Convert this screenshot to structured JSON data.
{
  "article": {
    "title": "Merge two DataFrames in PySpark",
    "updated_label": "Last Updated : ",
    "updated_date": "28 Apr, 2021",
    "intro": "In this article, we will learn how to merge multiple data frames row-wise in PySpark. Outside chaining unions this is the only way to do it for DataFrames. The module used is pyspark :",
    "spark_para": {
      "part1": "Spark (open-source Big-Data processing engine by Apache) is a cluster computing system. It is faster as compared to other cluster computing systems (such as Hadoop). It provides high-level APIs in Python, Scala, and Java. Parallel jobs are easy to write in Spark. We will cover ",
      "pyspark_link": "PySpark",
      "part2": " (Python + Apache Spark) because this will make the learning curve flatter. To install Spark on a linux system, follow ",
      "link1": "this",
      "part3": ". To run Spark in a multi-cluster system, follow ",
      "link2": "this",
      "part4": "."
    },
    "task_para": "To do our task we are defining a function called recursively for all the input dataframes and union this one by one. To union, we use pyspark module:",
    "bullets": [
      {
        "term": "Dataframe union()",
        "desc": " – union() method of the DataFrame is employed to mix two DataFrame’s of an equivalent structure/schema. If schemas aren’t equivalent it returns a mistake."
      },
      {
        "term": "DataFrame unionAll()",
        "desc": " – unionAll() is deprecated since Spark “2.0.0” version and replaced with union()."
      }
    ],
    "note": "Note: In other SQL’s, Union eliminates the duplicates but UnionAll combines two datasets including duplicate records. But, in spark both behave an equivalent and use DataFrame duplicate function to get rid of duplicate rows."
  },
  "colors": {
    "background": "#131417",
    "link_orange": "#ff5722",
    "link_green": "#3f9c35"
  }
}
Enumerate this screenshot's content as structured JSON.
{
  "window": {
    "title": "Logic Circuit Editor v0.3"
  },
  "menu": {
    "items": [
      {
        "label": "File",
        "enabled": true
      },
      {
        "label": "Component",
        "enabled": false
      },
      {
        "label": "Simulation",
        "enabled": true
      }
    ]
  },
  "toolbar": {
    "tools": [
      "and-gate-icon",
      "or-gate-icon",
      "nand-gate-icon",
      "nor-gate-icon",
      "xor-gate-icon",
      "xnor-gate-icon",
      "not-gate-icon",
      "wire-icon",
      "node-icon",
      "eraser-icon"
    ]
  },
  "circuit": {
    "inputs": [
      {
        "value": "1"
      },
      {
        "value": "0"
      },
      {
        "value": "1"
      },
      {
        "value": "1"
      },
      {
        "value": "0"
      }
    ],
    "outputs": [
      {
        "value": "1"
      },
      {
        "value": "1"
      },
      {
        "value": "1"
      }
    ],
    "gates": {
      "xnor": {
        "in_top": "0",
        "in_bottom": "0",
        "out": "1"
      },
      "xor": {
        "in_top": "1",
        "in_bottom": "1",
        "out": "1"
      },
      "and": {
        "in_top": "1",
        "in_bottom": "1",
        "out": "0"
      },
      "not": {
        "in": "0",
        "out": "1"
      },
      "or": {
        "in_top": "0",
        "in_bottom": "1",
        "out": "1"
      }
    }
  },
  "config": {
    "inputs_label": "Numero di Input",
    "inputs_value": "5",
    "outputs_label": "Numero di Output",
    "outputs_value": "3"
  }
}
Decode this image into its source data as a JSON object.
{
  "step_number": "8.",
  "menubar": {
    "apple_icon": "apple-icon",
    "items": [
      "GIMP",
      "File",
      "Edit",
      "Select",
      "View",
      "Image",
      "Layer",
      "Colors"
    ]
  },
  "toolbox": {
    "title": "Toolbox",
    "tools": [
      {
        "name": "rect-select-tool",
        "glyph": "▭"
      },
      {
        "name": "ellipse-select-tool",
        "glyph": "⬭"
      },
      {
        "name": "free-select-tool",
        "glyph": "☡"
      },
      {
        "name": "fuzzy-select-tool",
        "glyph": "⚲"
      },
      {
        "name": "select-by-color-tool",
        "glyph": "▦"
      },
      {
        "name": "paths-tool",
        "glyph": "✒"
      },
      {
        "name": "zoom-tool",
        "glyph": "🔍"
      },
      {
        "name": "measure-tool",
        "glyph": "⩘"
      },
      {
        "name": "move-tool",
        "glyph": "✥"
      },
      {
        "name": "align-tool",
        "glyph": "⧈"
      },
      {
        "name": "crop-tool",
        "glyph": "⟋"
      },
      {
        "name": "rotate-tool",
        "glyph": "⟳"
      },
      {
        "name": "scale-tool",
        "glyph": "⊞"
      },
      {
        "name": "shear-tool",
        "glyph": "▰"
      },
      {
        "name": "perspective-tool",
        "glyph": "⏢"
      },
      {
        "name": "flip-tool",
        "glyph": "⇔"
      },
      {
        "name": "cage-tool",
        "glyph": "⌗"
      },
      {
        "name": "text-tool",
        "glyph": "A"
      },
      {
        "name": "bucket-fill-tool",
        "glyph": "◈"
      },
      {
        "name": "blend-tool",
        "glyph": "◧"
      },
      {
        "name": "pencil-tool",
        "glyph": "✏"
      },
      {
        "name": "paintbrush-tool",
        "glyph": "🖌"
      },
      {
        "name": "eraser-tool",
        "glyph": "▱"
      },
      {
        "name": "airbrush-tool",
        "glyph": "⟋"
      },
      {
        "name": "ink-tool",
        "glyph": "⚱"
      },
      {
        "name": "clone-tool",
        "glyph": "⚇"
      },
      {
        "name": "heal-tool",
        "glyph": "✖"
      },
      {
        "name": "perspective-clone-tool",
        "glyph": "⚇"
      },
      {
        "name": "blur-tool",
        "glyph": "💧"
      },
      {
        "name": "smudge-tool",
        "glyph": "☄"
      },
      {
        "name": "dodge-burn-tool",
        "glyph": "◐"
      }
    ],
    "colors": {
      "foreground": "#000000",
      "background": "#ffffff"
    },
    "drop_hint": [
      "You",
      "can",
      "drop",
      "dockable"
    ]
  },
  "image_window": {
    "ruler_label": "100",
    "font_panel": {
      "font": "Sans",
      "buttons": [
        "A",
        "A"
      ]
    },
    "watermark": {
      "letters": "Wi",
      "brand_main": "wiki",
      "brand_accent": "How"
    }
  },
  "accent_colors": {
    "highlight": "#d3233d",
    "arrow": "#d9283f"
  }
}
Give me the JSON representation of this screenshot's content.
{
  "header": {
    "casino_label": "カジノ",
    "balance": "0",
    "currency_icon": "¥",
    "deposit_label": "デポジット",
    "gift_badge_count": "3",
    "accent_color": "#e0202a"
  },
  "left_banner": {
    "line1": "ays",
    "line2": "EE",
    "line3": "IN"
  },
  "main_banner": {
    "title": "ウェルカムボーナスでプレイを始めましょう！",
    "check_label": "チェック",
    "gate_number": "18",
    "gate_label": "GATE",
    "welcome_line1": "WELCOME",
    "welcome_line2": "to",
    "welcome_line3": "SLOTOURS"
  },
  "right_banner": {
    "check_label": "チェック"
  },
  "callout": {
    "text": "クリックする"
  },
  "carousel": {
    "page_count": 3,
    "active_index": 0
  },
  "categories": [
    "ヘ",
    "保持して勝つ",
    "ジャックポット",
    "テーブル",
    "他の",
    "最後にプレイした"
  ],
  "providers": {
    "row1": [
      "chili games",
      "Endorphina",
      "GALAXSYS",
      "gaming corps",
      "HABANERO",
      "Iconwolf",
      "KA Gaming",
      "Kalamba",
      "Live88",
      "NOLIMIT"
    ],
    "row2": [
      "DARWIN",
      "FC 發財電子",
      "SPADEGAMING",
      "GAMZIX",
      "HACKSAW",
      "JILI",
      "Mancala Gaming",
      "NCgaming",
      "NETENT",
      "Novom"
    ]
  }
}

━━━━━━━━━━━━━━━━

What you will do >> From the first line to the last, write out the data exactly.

Exercise answer >>
Convert this screenshot to structured JSON data.
{
  "article": {
    "title": "Merge two DataFrames in PySpark",
    "updated_label": "Last Updated : ",
    "updated_date": "28 Apr, 2021",
    "intro": "In this article, we will learn how to merge multiple data frames row-wise in PySpark. Outside chaining unions this is the only way to do it for DataFrames. The module used is pyspark :",
    "spark_para": {
      "part1": "Spark (open-source Big-Data processing engine by Apache) is a cluster computing system. It is faster as compared to other cluster computing systems (such as Hadoop). It provides high-level APIs in Python, Scala, and Java. Parallel jobs are easy to write in Spark. We will cover ",
      "pyspark_link": "PySpark",
      "part2": " (Python + Apache Spark) because this will make the learning curve flatter. To install Spark on a linux system, follow ",
      "link1": "this",
      "part3": ". To run Spark in a multi-cluster system, follow ",
      "link2": "this",
      "part4": "."
    },
    "task_para": "To do our task we are defining a function called recursively for all the input dataframes and union this one by one. To union, we use pyspark module:",
    "bullets": [
      {
        "term": "Dataframe union()",
        "desc": " – union() method of the DataFrame is employed to mix two DataFrame’s of an equivalent structure/schema. If schemas aren’t equivalent it returns a mistake."
      },
      {
        "term": "DataFrame unionAll()",
        "desc": " – unionAll() is deprecated since Spark “2.0.0” version and replaced with union()."
      }
    ],
    "note": "Note: In other SQL’s, Union eliminates the duplicates but UnionAll combines two datasets including duplicate records. But, in spark both behave an equivalent and use DataFrame duplicate function to get rid of duplicate rows."
  },
  "colors": {
    "background": "#131417",
    "link_orange": "#ff5722",
    "link_green": "#3f9c35"
  }
}
Enumerate this screenshot's content as structured JSON.
{
  "window": {
    "title": "Logic Circuit Editor v0.3"
  },
  "menu": {
    "items": [
      {
        "label": "File",
        "enabled": true
      },
      {
        "label": "Component",
        "enabled": false
      },
      {
        "label": "Simulation",
        "enabled": true
      }
    ]
  },
  "toolbar": {
    "tools": [
      "and-gate-icon",
      "or-gate-icon",
      "nand-gate-icon",
      "nor-gate-icon",
      "xor-gate-icon",
      "xnor-gate-icon",
      "not-gate-icon",
      "wire-icon",
      "node-icon",
      "eraser-icon"
    ]
  },
  "circuit": {
    "inputs": [
      {
        "value": "1"
      },
      {
        "value": "0"
      },
      {
        "value": "1"
      },
      {
        "value": "1"
      },
      {
        "value": "0"
      }
    ],
    "outputs": [
      {
        "value": "1"
      },
      {
        "value": "1"
      },
      {
        "value": "1"
      }
    ],
    "gates": {
      "xnor": {
        "in_top": "0",
        "in_bottom": "0",
        "out": "1"
      },
      "xor": {
        "in_top": "1",
        "in_bottom": "1",
        "out": "1"
      },
      "and": {
        "in_top": "1",
        "in_bottom": "1",
        "out": "0"
      },
      "not": {
        "in": "0",
        "out": "1"
      },
      "or": {
        "in_top": "0",
        "in_bottom": "1",
        "out": "1"
      }
    }
  },
  "config": {
    "inputs_label": "Numero di Input",
    "inputs_value": "5",
    "outputs_label": "Numero di Output",
    "outputs_value": "3"
  }
}
Decode this image into its source data as a JSON object.
{
  "step_number": "8.",
  "menubar": {
    "apple_icon": "apple-icon",
    "items": [
      "GIMP",
      "File",
      "Edit",
      "Select",
      "View",
      "Image",
      "Layer",
      "Colors"
    ]
  },
  "toolbox": {
    "title": "Toolbox",
    "tools": [
      {
        "name": "rect-select-tool",
        "glyph": "▭"
      },
      {
        "name": "ellipse-select-tool",
        "glyph": "⬭"
      },
      {
        "name": "free-select-tool",
        "glyph": "☡"
      },
      {
        "name": "fuzzy-select-tool",
        "glyph": "⚲"
      },
      {
        "name": "select-by-color-tool",
        "glyph": "▦"
      },
      {
        "name": "paths-tool",
        "glyph": "✒"
      },
      {
        "name": "zoom-tool",
        "glyph": "🔍"
      },
      {
        "name": "measure-tool",
        "glyph": "⩘"
      },
      {
        "name": "move-tool",
        "glyph": "✥"
      },
      {
        "name": "align-tool",
        "glyph": "⧈"
      },
      {
        "name": "crop-tool",
        "glyph": "⟋"
      },
      {
        "name": "rotate-tool",
        "glyph": "⟳"
      },
      {
        "name": "scale-tool",
        "glyph": "⊞"
      },
      {
        "name": "shear-tool",
        "glyph": "▰"
      },
      {
        "name": "perspective-tool",
        "glyph": "⏢"
      },
      {
        "name": "flip-tool",
        "glyph": "⇔"
      },
      {
        "name": "cage-tool",
        "glyph": "⌗"
      },
      {
        "name": "text-tool",
        "glyph": "A"
      },
      {
        "name": "bucket-fill-tool",
        "glyph": "◈"
      },
      {
        "name": "blend-tool",
        "glyph": "◧"
      },
      {
        "name": "pencil-tool",
        "glyph": "✏"
      },
      {
        "name": "paintbrush-tool",
        "glyph": "🖌"
      },
      {
        "name": "eraser-tool",
        "glyph": "▱"
      },
      {
        "name": "airbrush-tool",
        "glyph": "⟋"
      },
      {
        "name": "ink-tool",
        "glyph": "⚱"
      },
      {
        "name": "clone-tool",
        "glyph": "⚇"
      },
      {
        "name": "heal-tool",
        "glyph": "✖"
      },
      {
        "name": "perspective-clone-tool",
        "glyph": "⚇"
      },
      {
        "name": "blur-tool",
        "glyph": "💧"
      },
      {
        "name": "smudge-tool",
        "glyph": "☄"
      },
      {
        "name": "dodge-burn-tool",
        "glyph": "◐"
      }
    ],
    "colors": {
      "foreground": "#000000",
      "background": "#ffffff"
    },
    "drop_hint": [
      "You",
      "can",
      "drop",
      "dockable"
    ]
  },
  "image_window": {
    "ruler_label": "100",
    "font_panel": {
      "font": "Sans",
      "buttons": [
        "A",
        "A"
      ]
    },
    "watermark": {
      "letters": "Wi",
      "brand_main": "wiki",
      "brand_accent": "How"
    }
  },
  "accent_colors": {
    "highlight": "#d3233d",
    "arrow": "#d9283f"
  }
}
Give me the JSON representation of this screenshot's content.
{
  "header": {
    "casino_label": "カジノ",
    "balance": "0",
    "currency_icon": "¥",
    "deposit_label": "デポジット",
    "gift_badge_count": "3",
    "accent_color": "#e0202a"
  },
  "left_banner": {
    "line1": "ays",
    "line2": "EE",
    "line3": "IN"
  },
  "main_banner": {
    "title": "ウェルカムボーナスでプレイを始めましょう！",
    "check_label": "チェック",
    "gate_number": "18",
    "gate_label": "GATE",
    "welcome_line1": "WELCOME",
    "welcome_line2": "to",
    "welcome_line3": "SLOTOURS"
  },
  "right_banner": {
    "check_label": "チェック"
  },
  "callout": {
    "text": "クリックする"
  },
  "carousel": {
    "page_count": 3,
    "active_index": 0
  },
  "categories": [
    "ヘ",
    "保持して勝つ",
    "ジャックポット",
    "テーブル",
    "他の",
    "最後にプレイした"
  ],
  "providers": {
    "row1": [
      "chili games",
      "Endorphina",
      "GALAXSYS",
      "gaming corps",
      "HABANERO",
      "Iconwolf",
      "KA Gaming",
      "Kalamba",
      "Live88",
      "NOLIMIT"
    ],
    "row2": [
      "DARWIN",
      "FC 發財電子",
      "SPADEGAMING",
      "GAMZIX",
      "HACKSAW",
      "JILI",
      "Mancala Gaming",
      "NCgaming",
      "NETENT",
      "Novom"
    ]
  }
}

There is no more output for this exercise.